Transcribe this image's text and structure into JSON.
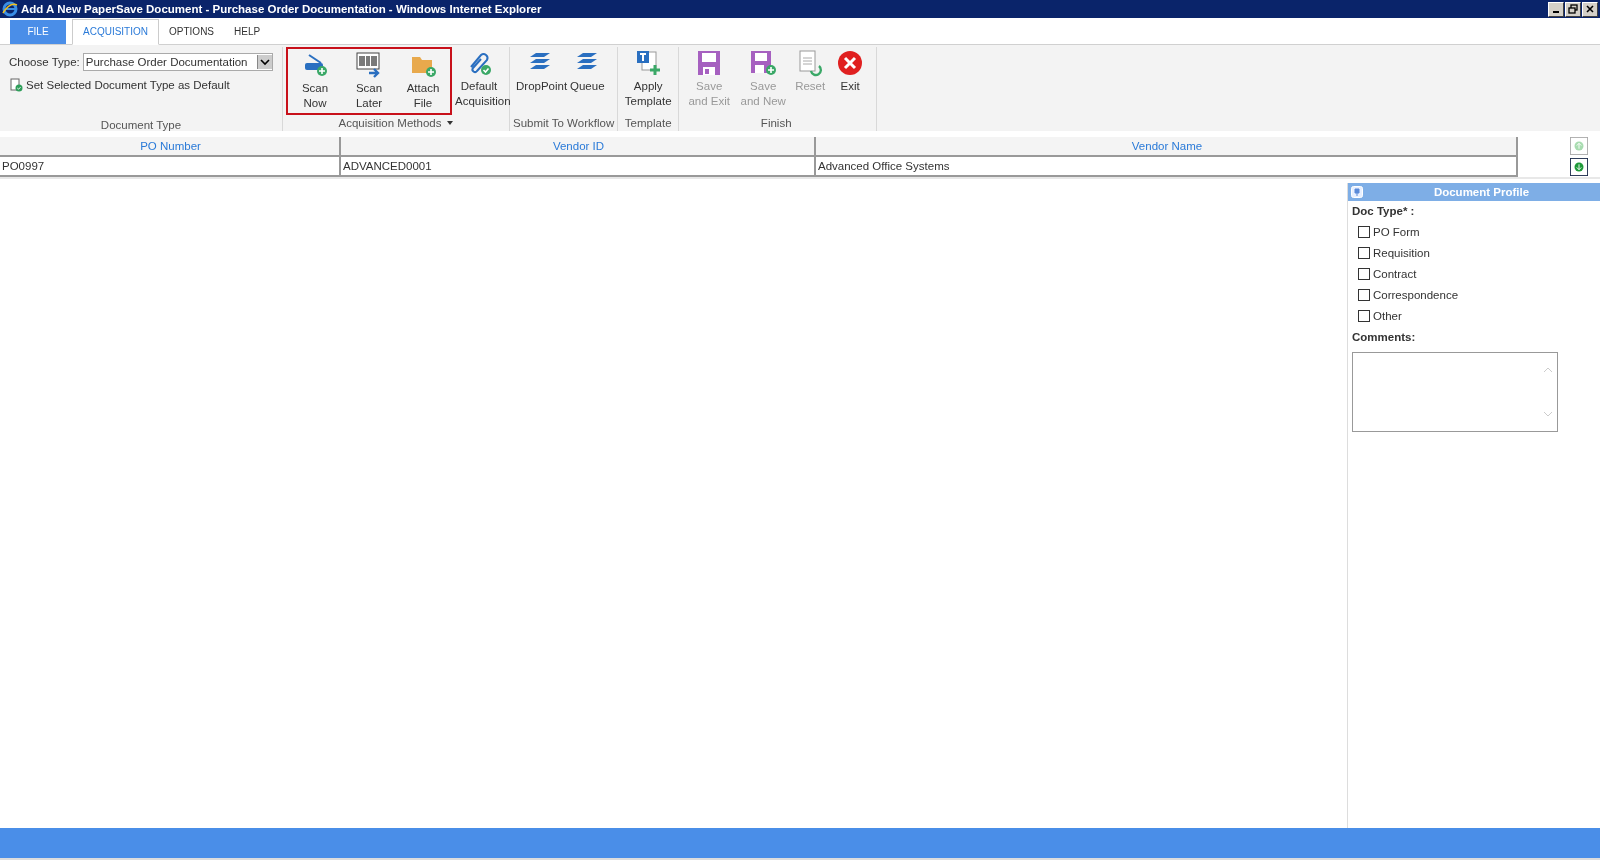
{
  "window": {
    "title": "Add A New PaperSave Document - Purchase Order Documentation - Windows Internet Explorer"
  },
  "tabs": [
    {
      "label": "FILE",
      "kind": "file",
      "selected": false
    },
    {
      "label": "ACQUISITION",
      "kind": "tab",
      "selected": true
    },
    {
      "label": "OPTIONS",
      "kind": "tab",
      "selected": false
    },
    {
      "label": "HELP",
      "kind": "tab",
      "selected": false
    }
  ],
  "document_type": {
    "choose_label": "Choose Type:",
    "choose_value": "Purchase Order Documentation",
    "default_label": "Set Selected Document Type as Default",
    "group_label": "Document Type"
  },
  "ribbon_groups": [
    {
      "label": "Acquisition Methods",
      "has_menu": true,
      "buttons": [
        {
          "label": "Scan Now",
          "kind": "scanner",
          "disabled": false,
          "highlighted": true
        },
        {
          "label": "Scan Later",
          "kind": "barcode",
          "disabled": false,
          "highlighted": true
        },
        {
          "label": "Attach File",
          "kind": "folder",
          "disabled": false,
          "highlighted": true
        },
        {
          "label": "Default Acquisition",
          "kind": "paperclip",
          "disabled": false,
          "highlighted": false
        }
      ]
    },
    {
      "label": "Submit To Workflow",
      "buttons": [
        {
          "label": "DropPoint",
          "kind": "layers",
          "disabled": false,
          "highlighted": false
        },
        {
          "label": "Queue",
          "kind": "layers",
          "disabled": false,
          "highlighted": false
        }
      ]
    },
    {
      "label": "Template",
      "buttons": [
        {
          "label": "Apply Template",
          "kind": "template",
          "disabled": false,
          "highlighted": false
        }
      ]
    },
    {
      "label": "Finish",
      "buttons": [
        {
          "label": "Save and Exit",
          "kind": "save",
          "disabled": true,
          "highlighted": false
        },
        {
          "label": "Save and New",
          "kind": "savenew",
          "disabled": true,
          "highlighted": false
        },
        {
          "label": "Reset",
          "kind": "reset",
          "disabled": true,
          "highlighted": false
        },
        {
          "label": "Exit",
          "kind": "exit",
          "disabled": false,
          "highlighted": false
        }
      ]
    }
  ],
  "table": {
    "columns": [
      "PO Number",
      "Vendor ID",
      "Vendor Name"
    ],
    "rows": [
      [
        "PO0997",
        "ADVANCED0001",
        "Advanced Office Systems"
      ]
    ]
  },
  "document_profile": {
    "title": "Document Profile",
    "doc_type_label": "Doc Type* :",
    "options": [
      {
        "label": "PO Form",
        "checked": false
      },
      {
        "label": "Requisition",
        "checked": false
      },
      {
        "label": "Contract",
        "checked": false
      },
      {
        "label": "Correspondence",
        "checked": false
      },
      {
        "label": "Other",
        "checked": false
      }
    ],
    "comments_label": "Comments:"
  }
}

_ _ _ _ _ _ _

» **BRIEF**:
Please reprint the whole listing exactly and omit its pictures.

» **RESULT BELOW**:
Transcribe this image's text and structure into JSON.
{
  "window": {
    "title": "Add A New PaperSave Document - Purchase Order Documentation - Windows Internet Explorer"
  },
  "tabs": [
    {
      "label": "FILE",
      "kind": "file",
      "selected": false
    },
    {
      "label": "ACQUISITION",
      "kind": "tab",
      "selected": true
    },
    {
      "label": "OPTIONS",
      "kind": "tab",
      "selected": false
    },
    {
      "label": "HELP",
      "kind": "tab",
      "selected": false
    }
  ],
  "document_type": {
    "choose_label": "Choose Type:",
    "choose_value": "Purchase Order Documentation",
    "default_label": "Set Selected Document Type as Default",
    "group_label": "Document Type"
  },
  "ribbon_groups": [
    {
      "label": "Acquisition Methods",
      "has_menu": true,
      "buttons": [
        {
          "label": "Scan Now",
          "kind": "scanner",
          "disabled": false,
          "highlighted": true
        },
        {
          "label": "Scan Later",
          "kind": "barcode",
          "disabled": false,
          "highlighted": true
        },
        {
          "label": "Attach File",
          "kind": "folder",
          "disabled": false,
          "highlighted": true
        },
        {
          "label": "Default Acquisition",
          "kind": "paperclip",
          "disabled": false,
          "highlighted": false
        }
      ]
    },
    {
      "label": "Submit To Workflow",
      "buttons": [
        {
          "label": "DropPoint",
          "kind": "layers",
          "disabled": false,
          "highlighted": false
        },
        {
          "label": "Queue",
          "kind": "layers",
          "disabled": false,
          "highlighted": false
        }
      ]
    },
    {
      "label": "Template",
      "buttons": [
        {
          "label": "Apply Template",
          "kind": "template",
          "disabled": false,
          "highlighted": false
        }
      ]
    },
    {
      "label": "Finish",
      "buttons": [
        {
          "label": "Save and Exit",
          "kind": "save",
          "disabled": true,
          "highlighted": false
        },
        {
          "label": "Save and New",
          "kind": "savenew",
          "disabled": true,
          "highlighted": false
        },
        {
          "label": "Reset",
          "kind": "reset",
          "disabled": true,
          "highlighted": false
        },
        {
          "label": "Exit",
          "kind": "exit",
          "disabled": false,
          "highlighted": false
        }
      ]
    }
  ],
  "table": {
    "columns": [
      "PO Number",
      "Vendor ID",
      "Vendor Name"
    ],
    "rows": [
      [
        "PO0997",
        "ADVANCED0001",
        "Advanced Office Systems"
      ]
    ]
  },
  "document_profile": {
    "title": "Document Profile",
    "doc_type_label": "Doc Type* :",
    "options": [
      {
        "label": "PO Form",
        "checked": false
      },
      {
        "label": "Requisition",
        "checked": false
      },
      {
        "label": "Contract",
        "checked": false
      },
      {
        "label": "Correspondence",
        "checked": false
      },
      {
        "label": "Other",
        "checked": false
      }
    ],
    "comments_label": "Comments:"
  }
}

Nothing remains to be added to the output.